Miércoles, 10 de abril, 2024

Reacting to research issued today into 51 major companies which showed they are doing far too little to curb their greenhouse gas emissions to keep global warming within an internationally agreed target of 1.5°C this century, Amnesty International’s Climate Justice Researcher Candy Ofime said:

“The people worst affected by global warming are marginalized communities living on the frontline of the climate crisis. These findings show those already most at risk will continue to pay the price of a culture of corporate climate irresponsibility fostered in executive boardrooms many thousands of miles away.

These findings show the most vulnerable will continue to pay the price of a culture of corporate climate irresponsibility.

Candy Ofime, Amnesty International’s Climate Justice Researcher

“Instead of taking the urgent action required to prevent the climate crisis escalating and violating the human rights of billions of people, many large companies seek to mislead consumers, shareholders, and taxpayers with greenwashing and empty pledges.

“These invariably comprise vague plans to marginally reduce emissions, a reliance on unproven technologies, or dubious carbon accounting or offsetting schemes. Meanwhile, many fossil fuel companies continue to expand their operations, doing business as usual.
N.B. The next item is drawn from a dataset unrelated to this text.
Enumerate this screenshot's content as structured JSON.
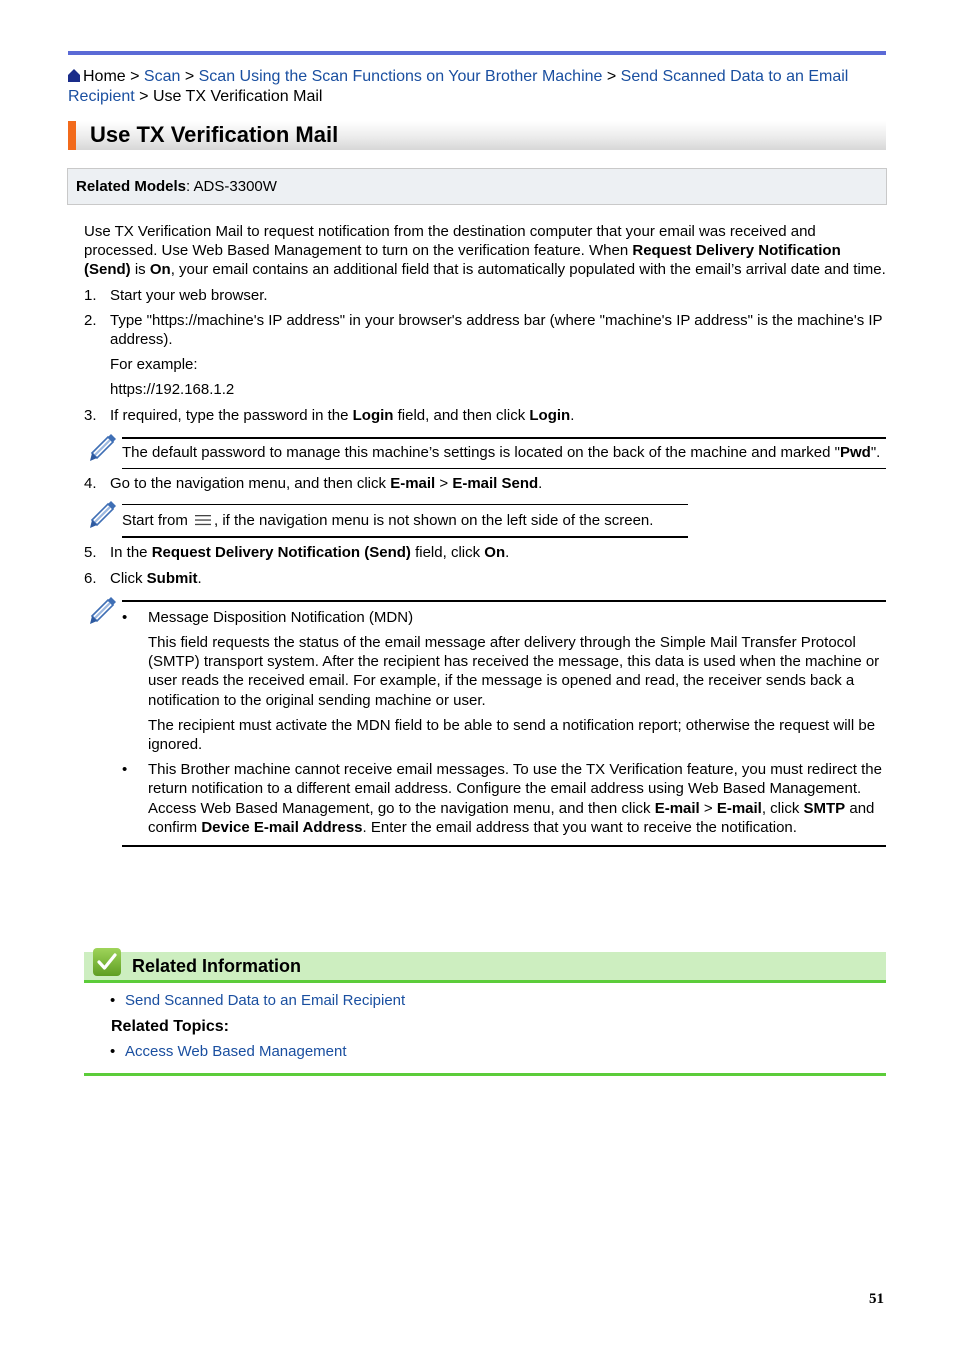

“Governments must now step in to adopt regulations and policies compelling large corporate actors, many of which are state owned or supported, to accelerate genuine emissions reductions, and firmly act against those not doing anything at all to mitigate global warming.”


The Corporate Climate Responsibility Monitor, an annual study produced by NewClimate Institute and Carbon Market Watch, looked at the 2030 climate commitments of 51 large companies in the automotive, energy, fashion, agriculture and retail sectors.

Studies have shown that 80 percent of carbon dioxide emissions between 2016-2022 can be traced to just 57 cement or fossil fuel companies. Shell recently cut its greenhouse gas reduction targets and is currently appealing a Dutch court ruling from 2021 that it must reduce its absolute carbon emissions, including from the oil and gas products it sells, by 45% by 2030. Amnesty International is calling for a full, fast, fair and financed phase out of fossil fuels and for a just transition to renewables.